Illustration: Sarah Grillo/Axios

  1. Global: Total confirmed cases as of 6:15 p.m. ET: 30,611,684 — Total deaths: 953,820— Total recoveries: 20,836,867Map.
  2. U.S.: Total confirmed cases as of 6:15 p.m. ET: 6,756,781 — Total deaths: 199,090 — Total recoveries: 2,556,465 — Total tests: 93,150,052Map.
  3. Politics: In reversal, CDC again recommends coronavirus testing for asymptomatic people.
  4. Health: The dwindling chances of eliminating COVID-19.
  5. World: Guatemalan president tests positive for COVID-19 — The countries painting their pandemic recoveries green.

Trump says he expects to announce a Supreme Court nominee "next week"

President Trump speaking prior to his departure from the White House on Sept. 19. Photo: Sarah Silbiger/Getty Images

President Trump said Saturday he expects to announce a nominee for Justice Ruth Bader Ginsburg's vacant Supreme Court seat “next week” and that the person will “most likely" be a woman.

What he's saying: "If somebody were to ask me now, I would say that a woman would be in first place, yes. The choice of a woman, I would say, would certainly be appropriate," the president told pool reporters.

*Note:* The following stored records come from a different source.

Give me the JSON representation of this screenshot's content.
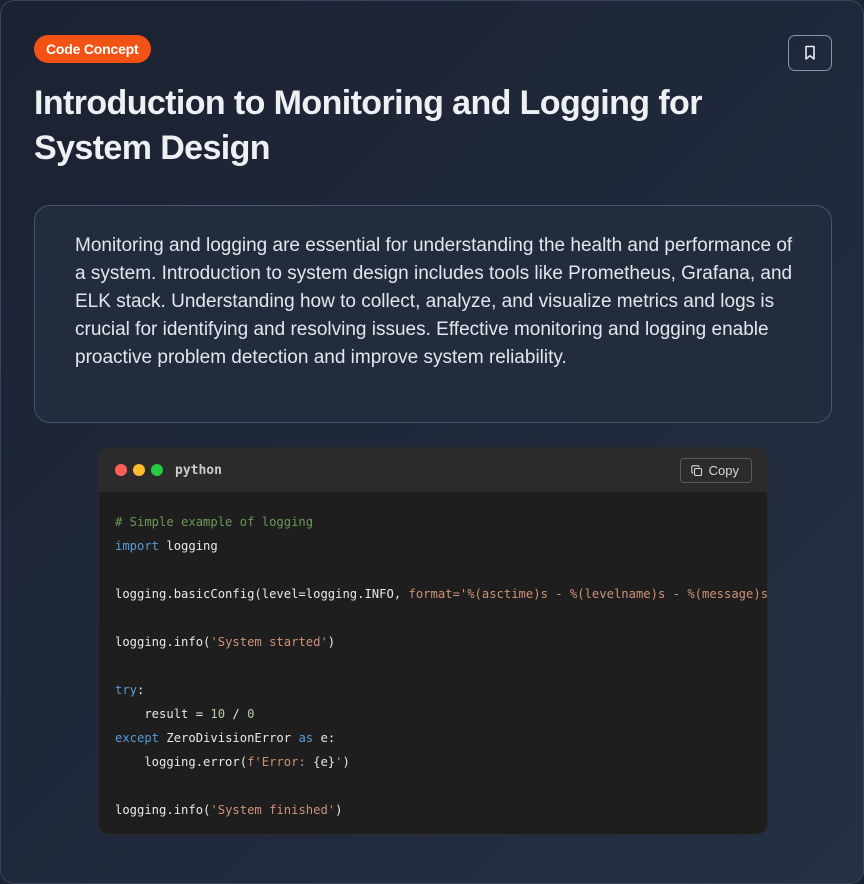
{
  "badge": {
    "label": "Code Concept"
  },
  "title": "Introduction to Monitoring and Logging for System Design",
  "description": "Monitoring and logging are essential for understanding the health and performance of a system. Introduction to system design includes tools like Prometheus, Grafana, and ELK stack. Understanding how to collect, analyze, and visualize metrics and logs is crucial for identifying and resolving issues. Effective monitoring and logging enable proactive problem detection and improve system reliability.",
  "bookmark": {
    "icon": "bookmark-icon"
  },
  "code": {
    "language": "python",
    "copy_label": "Copy",
    "window_dots": [
      "#ff5f56",
      "#ffbd2e",
      "#27c93f"
    ],
    "lines": [
      [
        {
          "t": "comment",
          "v": "# Simple example of logging"
        }
      ],
      [
        {
          "t": "keyword",
          "v": "import"
        },
        {
          "t": "plain",
          "v": " logging"
        }
      ],
      [],
      [
        {
          "t": "plain",
          "v": "logging.basicConfig(level=logging.INFO, "
        },
        {
          "t": "string",
          "v": "format='%(asctime)s - %(levelname)s - %(message)s'"
        },
        {
          "t": "plain",
          "v": ")"
        }
      ],
      [],
      [
        {
          "t": "plain",
          "v": "logging.info("
        },
        {
          "t": "string",
          "v": "'System started'"
        },
        {
          "t": "plain",
          "v": ")"
        }
      ],
      [],
      [
        {
          "t": "keyword",
          "v": "try"
        },
        {
          "t": "plain",
          "v": ":"
        }
      ],
      [
        {
          "t": "plain",
          "v": "    result = "
        },
        {
          "t": "number",
          "v": "10"
        },
        {
          "t": "plain",
          "v": " / "
        },
        {
          "t": "number",
          "v": "0"
        }
      ],
      [
        {
          "t": "keyword",
          "v": "except"
        },
        {
          "t": "plain",
          "v": " ZeroDivisionError "
        },
        {
          "t": "keyword",
          "v": "as"
        },
        {
          "t": "plain",
          "v": " e:"
        }
      ],
      [
        {
          "t": "plain",
          "v": "    logging.error("
        },
        {
          "t": "string",
          "v": "f'Error: "
        },
        {
          "t": "plain",
          "v": "{e}"
        },
        {
          "t": "string",
          "v": "'"
        },
        {
          "t": "plain",
          "v": ")"
        }
      ],
      [],
      [
        {
          "t": "plain",
          "v": "logging.info("
        },
        {
          "t": "string",
          "v": "'System finished'"
        },
        {
          "t": "plain",
          "v": ")"
        }
      ]
    ]
  },
  "colors": {
    "badge": "#f25314",
    "comment": "#6a9955",
    "keyword": "#569cd6",
    "string": "#ce9178",
    "number": "#b5cea8"
  }
}
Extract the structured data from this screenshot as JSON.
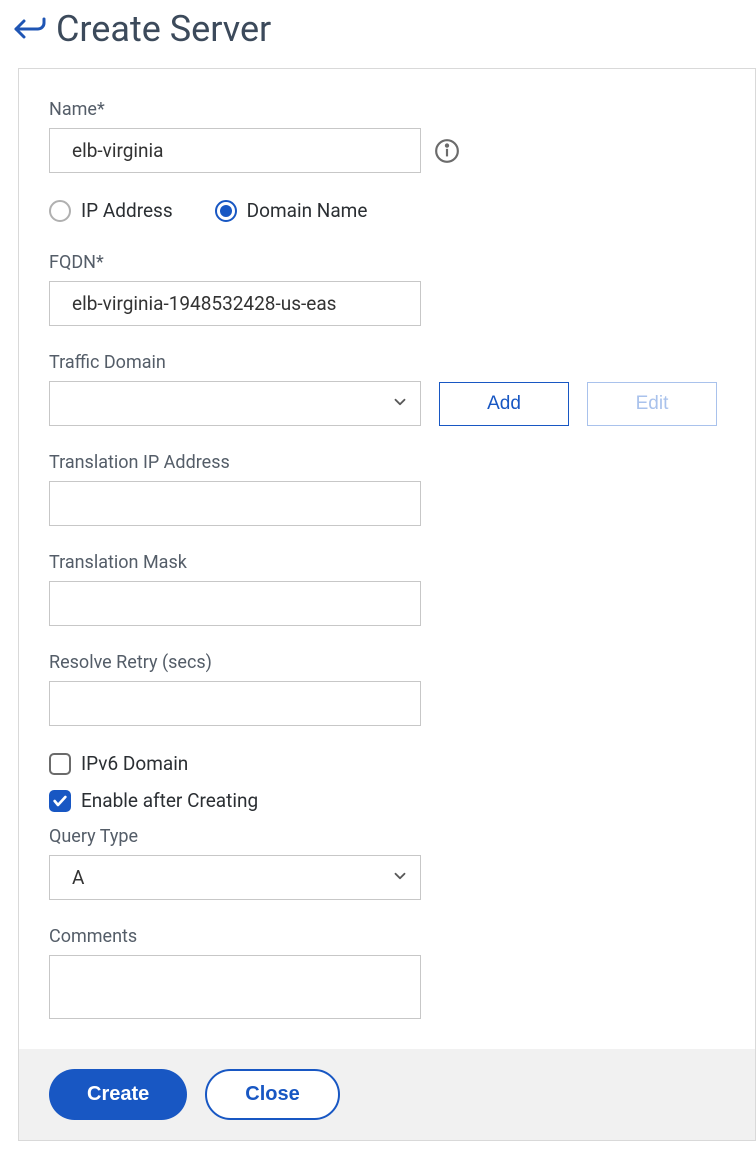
{
  "header": {
    "title": "Create Server"
  },
  "form": {
    "name_label": "Name*",
    "name_value": "elb-virginia",
    "radio_ip_label": "IP Address",
    "radio_domain_label": "Domain Name",
    "radio_selected": "domain",
    "fqdn_label": "FQDN*",
    "fqdn_value": "elb-virginia-1948532428-us-eas",
    "traffic_domain_label": "Traffic Domain",
    "traffic_domain_value": "",
    "add_label": "Add",
    "edit_label": "Edit",
    "translation_ip_label": "Translation IP Address",
    "translation_ip_value": "",
    "translation_mask_label": "Translation Mask",
    "translation_mask_value": "",
    "resolve_retry_label": "Resolve Retry (secs)",
    "resolve_retry_value": "",
    "ipv6_domain_label": "IPv6 Domain",
    "ipv6_domain_checked": false,
    "enable_after_label": "Enable after Creating",
    "enable_after_checked": true,
    "query_type_label": "Query Type",
    "query_type_value": "A",
    "comments_label": "Comments",
    "comments_value": ""
  },
  "footer": {
    "create_label": "Create",
    "close_label": "Close"
  }
}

Susan Collins says Senate should postpone Supreme Court vote

Sen. Susan Collins. Photo: Tom Williams/Getty Images

Sen. Susan Collins (R-Maine) said in a statement Saturday she believes whoever is elected in the 2020 presidential race should pick the nominee to fill Justice Ruth Bader Ginsburg's Supreme Court seat.

Why it matters: Collins will be key in how the nomination process plays out. As one of the most centrist Senate Republicans, whether or not the Senate confirms Trump's SCOTUS nominee could hinge on her vote.